Sep 16, 2020
Virtual organic field day covers derecho damage, drought and COVID-19
The video was recorded at the Iowa State University Neely-Kinyon Memorial Research and Demonstration Farm and is available for viewing on YouTube.
The field day covers the variety of organic research at the Neely-Kinyon Farm, including organic corn, soybeans, oats, alfalfa, peppers, winter squash and grapes.
“This was a very difficult summer,” said Kathleen Delate, professor and extension organic specialist in the departments of agronomy and horticulture at Iowa State University. “Between COVID-19, drought and the derecho, farmers were put through extraordinary pressures this year.”
The Neely-Kinyon Farm was spared the worst of the derecho winds, which flattened corn fields a mere 30 miles north. Organic farmers who were affected by the derecho’s 100 mph winds reported that, with organic corn’s later planting to avoid pollen from nearby conventional GMO corn, the less mature stage of the organic corn may have helped its survival.
With ears still filling, it’s likely the weight of the organic corn was less than the more mature, conventional corn that was downed by the storm. Affected organic farmers expect to be able to harvest their lodged corn with special combine attachments, such as a crop lifter.
Fortunately, timely rains at the beginning of the season have led to excellent productivity and the hope for optimal corn and soybean yields in the Long-Term Agroecological Research experiment at the farm.
The drought conditions have favored some crops, as excessive rains typically can increase disease and decrease oat yields, but this year, when LTAR oats were harvested on July 31, the oats in the four-year rotation (corn–soybean–oats/alfalfa–alfalfa) averaged 106 bushels per acre. Organic farmer Ron Rosmann of Harlan, Iowa, featured in the field day, produced oat crops that yielded 131 bushels per acre. The Rosmanns have weathered the pandemic with a combination of an on-farm store, wholesale and retail sales.

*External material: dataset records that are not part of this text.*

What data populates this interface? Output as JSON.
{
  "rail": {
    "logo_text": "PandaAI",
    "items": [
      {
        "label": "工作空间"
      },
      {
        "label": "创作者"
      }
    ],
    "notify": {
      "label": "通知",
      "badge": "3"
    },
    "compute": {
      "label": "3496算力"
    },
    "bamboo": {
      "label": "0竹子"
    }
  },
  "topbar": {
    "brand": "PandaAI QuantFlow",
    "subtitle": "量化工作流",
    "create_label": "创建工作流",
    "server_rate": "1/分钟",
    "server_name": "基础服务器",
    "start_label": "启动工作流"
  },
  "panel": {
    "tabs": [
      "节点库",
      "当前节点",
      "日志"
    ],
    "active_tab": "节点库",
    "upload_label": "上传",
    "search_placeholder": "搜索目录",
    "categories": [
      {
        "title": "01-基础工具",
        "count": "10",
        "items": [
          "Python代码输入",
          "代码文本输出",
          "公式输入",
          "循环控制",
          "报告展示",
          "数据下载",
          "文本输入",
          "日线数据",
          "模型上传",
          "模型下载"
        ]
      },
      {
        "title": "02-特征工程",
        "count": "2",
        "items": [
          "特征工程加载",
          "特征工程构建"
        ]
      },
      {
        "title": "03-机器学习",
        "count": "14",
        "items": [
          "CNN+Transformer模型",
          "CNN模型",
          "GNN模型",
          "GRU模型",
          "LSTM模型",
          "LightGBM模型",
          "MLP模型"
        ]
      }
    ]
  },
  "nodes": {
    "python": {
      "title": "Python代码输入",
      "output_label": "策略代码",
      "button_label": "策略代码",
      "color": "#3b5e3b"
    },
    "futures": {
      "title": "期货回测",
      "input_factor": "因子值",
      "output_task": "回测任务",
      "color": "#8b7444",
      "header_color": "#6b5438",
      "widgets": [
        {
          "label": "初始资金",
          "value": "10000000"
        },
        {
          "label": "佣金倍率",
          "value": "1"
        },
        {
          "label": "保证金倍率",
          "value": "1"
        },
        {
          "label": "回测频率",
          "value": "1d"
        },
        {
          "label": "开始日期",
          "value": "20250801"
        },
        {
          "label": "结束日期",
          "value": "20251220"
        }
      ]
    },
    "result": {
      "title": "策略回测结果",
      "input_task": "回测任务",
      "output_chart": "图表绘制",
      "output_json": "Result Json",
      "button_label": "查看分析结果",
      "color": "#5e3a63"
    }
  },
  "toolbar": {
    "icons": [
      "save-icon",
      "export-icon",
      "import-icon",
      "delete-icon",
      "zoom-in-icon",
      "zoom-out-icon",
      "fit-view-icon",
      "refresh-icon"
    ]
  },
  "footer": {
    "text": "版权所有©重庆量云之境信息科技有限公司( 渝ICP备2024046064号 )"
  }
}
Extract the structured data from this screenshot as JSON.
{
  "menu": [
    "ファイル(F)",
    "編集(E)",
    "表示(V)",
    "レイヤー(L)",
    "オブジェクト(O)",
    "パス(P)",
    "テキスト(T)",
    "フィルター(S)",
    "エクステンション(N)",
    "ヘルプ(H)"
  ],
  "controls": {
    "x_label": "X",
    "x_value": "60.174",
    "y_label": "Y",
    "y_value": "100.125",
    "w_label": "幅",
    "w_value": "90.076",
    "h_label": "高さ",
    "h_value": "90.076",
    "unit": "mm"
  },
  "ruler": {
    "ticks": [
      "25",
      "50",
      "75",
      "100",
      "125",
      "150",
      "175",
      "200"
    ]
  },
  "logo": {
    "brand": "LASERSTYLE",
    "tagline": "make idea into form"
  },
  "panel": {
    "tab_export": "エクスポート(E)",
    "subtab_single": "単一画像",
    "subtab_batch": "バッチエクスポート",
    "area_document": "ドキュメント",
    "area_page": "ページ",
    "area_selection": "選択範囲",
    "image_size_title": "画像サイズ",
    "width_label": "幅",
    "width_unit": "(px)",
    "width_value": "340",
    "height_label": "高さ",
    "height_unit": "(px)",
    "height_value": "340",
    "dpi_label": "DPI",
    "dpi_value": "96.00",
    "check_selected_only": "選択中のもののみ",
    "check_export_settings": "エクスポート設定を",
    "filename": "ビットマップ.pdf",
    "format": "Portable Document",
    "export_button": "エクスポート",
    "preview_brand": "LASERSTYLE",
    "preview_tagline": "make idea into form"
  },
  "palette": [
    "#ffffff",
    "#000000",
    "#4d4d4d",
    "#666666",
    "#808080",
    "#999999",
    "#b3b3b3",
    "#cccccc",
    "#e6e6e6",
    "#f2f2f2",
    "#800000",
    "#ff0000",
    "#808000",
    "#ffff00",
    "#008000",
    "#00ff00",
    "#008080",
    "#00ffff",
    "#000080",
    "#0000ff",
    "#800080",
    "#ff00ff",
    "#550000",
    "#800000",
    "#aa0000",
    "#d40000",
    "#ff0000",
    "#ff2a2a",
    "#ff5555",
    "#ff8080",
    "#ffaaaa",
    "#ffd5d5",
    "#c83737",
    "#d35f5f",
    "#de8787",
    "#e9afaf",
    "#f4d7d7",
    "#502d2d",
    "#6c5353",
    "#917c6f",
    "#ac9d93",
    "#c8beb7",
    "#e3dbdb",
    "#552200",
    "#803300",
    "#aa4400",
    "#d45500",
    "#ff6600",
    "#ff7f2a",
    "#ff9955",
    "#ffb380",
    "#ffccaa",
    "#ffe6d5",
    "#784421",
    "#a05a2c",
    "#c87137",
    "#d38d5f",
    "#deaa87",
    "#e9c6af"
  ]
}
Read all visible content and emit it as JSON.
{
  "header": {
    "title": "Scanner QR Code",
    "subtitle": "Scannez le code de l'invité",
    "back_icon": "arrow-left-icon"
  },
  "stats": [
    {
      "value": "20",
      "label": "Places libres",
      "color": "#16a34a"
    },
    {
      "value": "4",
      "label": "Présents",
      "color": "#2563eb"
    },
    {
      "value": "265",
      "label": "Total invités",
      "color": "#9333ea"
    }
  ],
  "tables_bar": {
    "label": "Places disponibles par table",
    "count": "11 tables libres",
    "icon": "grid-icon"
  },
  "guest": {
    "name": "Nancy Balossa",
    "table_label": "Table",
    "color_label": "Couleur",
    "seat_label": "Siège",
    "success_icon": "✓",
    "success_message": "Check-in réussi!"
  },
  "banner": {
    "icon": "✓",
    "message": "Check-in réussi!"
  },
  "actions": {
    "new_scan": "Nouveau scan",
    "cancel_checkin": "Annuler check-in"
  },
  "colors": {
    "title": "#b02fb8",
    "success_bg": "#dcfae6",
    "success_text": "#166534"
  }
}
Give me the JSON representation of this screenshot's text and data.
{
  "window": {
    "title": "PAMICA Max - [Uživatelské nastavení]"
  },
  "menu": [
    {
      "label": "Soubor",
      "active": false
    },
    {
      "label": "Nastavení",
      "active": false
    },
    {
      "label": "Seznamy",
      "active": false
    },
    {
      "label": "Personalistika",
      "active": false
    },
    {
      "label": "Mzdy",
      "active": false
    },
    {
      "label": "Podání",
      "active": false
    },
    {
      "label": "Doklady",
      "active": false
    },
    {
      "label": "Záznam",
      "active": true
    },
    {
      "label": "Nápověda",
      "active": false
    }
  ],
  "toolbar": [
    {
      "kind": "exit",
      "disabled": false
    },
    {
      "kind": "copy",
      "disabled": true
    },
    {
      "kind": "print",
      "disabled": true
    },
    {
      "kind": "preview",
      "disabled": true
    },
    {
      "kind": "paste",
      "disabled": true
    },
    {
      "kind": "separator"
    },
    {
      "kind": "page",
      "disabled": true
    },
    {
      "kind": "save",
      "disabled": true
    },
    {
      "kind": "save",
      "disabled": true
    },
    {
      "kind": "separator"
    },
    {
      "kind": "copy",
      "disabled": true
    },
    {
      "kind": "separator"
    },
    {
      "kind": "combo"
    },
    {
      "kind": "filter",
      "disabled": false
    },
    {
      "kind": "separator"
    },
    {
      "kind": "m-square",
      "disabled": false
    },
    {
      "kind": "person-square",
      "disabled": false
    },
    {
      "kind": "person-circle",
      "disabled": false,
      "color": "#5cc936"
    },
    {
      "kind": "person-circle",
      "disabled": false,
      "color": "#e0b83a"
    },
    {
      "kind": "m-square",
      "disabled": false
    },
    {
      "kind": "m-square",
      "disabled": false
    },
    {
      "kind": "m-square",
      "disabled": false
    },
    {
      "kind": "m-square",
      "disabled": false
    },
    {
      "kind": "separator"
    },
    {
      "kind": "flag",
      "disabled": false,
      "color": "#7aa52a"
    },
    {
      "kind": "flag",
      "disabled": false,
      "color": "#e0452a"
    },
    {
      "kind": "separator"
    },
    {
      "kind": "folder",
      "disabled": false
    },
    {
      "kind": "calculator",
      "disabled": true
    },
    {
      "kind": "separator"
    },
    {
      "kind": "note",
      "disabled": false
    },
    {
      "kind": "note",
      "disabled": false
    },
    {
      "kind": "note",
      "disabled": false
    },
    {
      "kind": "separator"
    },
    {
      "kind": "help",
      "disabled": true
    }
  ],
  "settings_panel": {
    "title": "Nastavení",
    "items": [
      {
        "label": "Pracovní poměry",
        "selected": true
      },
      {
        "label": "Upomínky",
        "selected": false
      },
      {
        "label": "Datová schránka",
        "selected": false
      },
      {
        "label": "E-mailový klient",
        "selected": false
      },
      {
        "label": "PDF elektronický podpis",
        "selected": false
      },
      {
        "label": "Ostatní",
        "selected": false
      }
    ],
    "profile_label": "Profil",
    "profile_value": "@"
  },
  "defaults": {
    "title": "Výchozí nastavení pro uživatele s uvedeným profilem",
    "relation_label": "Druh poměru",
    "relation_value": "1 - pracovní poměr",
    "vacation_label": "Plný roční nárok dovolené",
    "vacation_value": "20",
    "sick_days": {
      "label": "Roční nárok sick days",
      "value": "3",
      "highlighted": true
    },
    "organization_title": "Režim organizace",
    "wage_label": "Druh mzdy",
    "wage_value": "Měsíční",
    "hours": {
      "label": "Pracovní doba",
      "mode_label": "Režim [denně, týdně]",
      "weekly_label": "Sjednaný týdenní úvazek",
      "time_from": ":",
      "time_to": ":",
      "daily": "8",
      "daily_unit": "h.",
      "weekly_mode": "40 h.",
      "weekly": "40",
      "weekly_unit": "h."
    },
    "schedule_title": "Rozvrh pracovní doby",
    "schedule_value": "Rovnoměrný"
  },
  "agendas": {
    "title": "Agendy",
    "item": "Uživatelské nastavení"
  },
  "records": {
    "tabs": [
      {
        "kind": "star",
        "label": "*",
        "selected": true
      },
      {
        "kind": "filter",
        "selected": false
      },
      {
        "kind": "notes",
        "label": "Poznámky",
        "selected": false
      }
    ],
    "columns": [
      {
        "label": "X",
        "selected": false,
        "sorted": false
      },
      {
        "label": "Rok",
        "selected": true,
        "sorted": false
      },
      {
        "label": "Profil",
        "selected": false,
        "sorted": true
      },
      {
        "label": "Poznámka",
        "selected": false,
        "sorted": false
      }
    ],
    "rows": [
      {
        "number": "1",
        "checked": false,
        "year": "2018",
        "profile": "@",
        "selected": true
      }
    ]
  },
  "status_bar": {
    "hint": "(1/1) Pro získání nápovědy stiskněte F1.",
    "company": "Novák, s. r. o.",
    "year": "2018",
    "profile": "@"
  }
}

The organic no-till section of the virtual field day demonstrates the use of winter rye and hairy vetch that were planted as a cover crop in Fall 2019, and rolled/crimped with a Rodale roller at the end of May.
Organic peppers and squash were transplanted into the rolled mulch on June 4. Organic no-till offers many benefits in terms of soil quality, with USDA-ARS-NLAE scientists showing greater stored carbon and beneficial soil microbial populations that assist with nutrient cycling.
Producers may consider donating excess vegetables to food banks this year, as many are experiencing record need due to COVID-19.
Organic research results and other timely information will be presented at the virtual Iowa Organic Conference in November. For more information, contact Kathleen Delate with ISU Extension and Outreach at 515-294-7069, or firstname.lastname@example.org.